As part of the government’s ‘Basis Period Reform’, the tax year 2023/24 will now be a ‘transitional’ year for sole traders and partnerships that have an accounting year end other than 31st March or 5th April, to report profits and losses combining figures from their accounting year end and the tax financial year. This could mean advancing tax liabilities for many businesses – LWA’s Tax Manager, Nickie Antley-Slater explains what you need to do in our latest blog below.
What is the Basis Period Reform?
The reform requires any self-employed traders, partners in trading partnerships and other unincorporated entities with trading income, to move their ‘current year’ or ‘accounting year end’ tax basis (the date which your annual accounts are drawn, different to 31st March or 5th April) to the government’s ‘tax year’ basis (financial year ending 31st March or 5th April). The new tax year basis will require all businesses in these categories to report figures for the period 6th April – 5th April regardless of when their accounting period ends.
In November 2021, the government announced that the ‘Basis Period Reform’ would be effective from 6th April 2024 for the tax year 6th April 2023 / 5th April 2024, however this has recently been changed to being effective on 6th April 2025 for the 2024/25 tax year. Therefore, the 2023/24 tax year will be a ‘transitional year’ or ‘catch-up year’ meaning profits for the self-employed, trading partnerships and unincorporated entities will need to apportion profits and losses across periods of account including the tax year and your accounting year to adjust for the tax year basis, therefore aligning trading income with non-trading income.
If you have a year end different to 31st March or 5th April
Turnover for businesses who continue to have a year end other than 31st March or 5th April will be taxable on profits for their current year (12 months to their accounting period end) plus the period to the end of the tax year (5th April 2024). Dependant up on the accounting period of the business this could effectively bring 2 years’ profits to be taxed in one year.
The good news is that proposals are being consulted that could allow the taxpayer to spread the profits over 5 years to mitigate the cashflow for the added tax liabilities.
Example transitional year calculations
Business A has company profits of £20,000 in the year ended 30th April 2023 and estimated profits of £20,000 in the year ended 30th April 2024.
Under the proposals for the tax year 2023/24, the business would be liable to tax payments as follows:
- Profits of £20,000 for the year ended 30th April 2023, PLUS
- 11/12 X £20,000 (30th April 2024) for the tax year to 5th April 2024
- Total £38,334 of profits being subject to tax and National Insurance Contributions (NICs)
Requirement for Estimation
If the year end has not been finalised, there will be a requirement by HMRC for you to estimate the figures (as outlined in the example above).
Example of estimation calculations
If a business produces its accounts to 31st July annually the tax for the basis period for 2024/25 would be estimated as follows:
- Profits of the year to 31st July 2024 (the accounting period)
- Under the tax year basis, the business will also be required to report profits to 12 months to 31st March 2025 which may not have been produced, so the apportionment would be:
- 4/12 of profits / losses for the period ended 31st July 2024, PLUS
- 8/12 of profits / losses for the period ended 31st July 2025
As the figures for 31st July 2025 would not be finalised at that point, an estimation would be required followed by a submission once finalised.
Supporting businesses through the ‘transition year’ basis period
HMRC have acknowledged that this estimation process will create added administration burdens, and have suggested options for reducing the impact, which will be under further consultation ahead of the transitional year being implemented.
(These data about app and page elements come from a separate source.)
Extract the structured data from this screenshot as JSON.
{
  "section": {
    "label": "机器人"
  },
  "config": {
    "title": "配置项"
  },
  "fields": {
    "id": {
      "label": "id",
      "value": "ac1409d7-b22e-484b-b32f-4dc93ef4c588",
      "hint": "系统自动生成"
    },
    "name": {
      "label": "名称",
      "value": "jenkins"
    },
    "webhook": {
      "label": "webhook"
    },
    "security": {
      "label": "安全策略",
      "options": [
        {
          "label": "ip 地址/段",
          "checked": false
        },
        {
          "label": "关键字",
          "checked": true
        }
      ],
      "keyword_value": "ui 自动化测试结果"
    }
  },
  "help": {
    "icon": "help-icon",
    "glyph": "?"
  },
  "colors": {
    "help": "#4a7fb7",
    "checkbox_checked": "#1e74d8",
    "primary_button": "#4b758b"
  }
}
The proposals include:
- Allowing taxpayers to amend a provisional figure at the same time as they file their return for the following tax year.
- Allowing an extension of the filing deadline for some groups of taxpayers, such as more complex partnerships or seasonal trades.
- Allowing taxpayers to include in the next year’s tax return any differences between provisional and actual figures in the previous year.
- Leaving the current rules on provisional figures unchanged, whereby profits can be estimated in a return and amended as soon as final figures become available.
The legislation will also treat periods of account drawn up to 31st March as equivalent to the end of the normal tax year (5th April) so no further apportionment would be required.
Many businesses are considering moving their accounting date to 31st March or 5th April to make future annual administrative processes easier. If this something that you need support with or if you need advice on the implications that Tax Basis Period Reform might have on your business, please contact a member of our helpful tax team – we’re here to help. Call 0161 905 1801 in Manchester or 01925 830 830 in Warrington, or you can email us via firstname.lastname@example.org.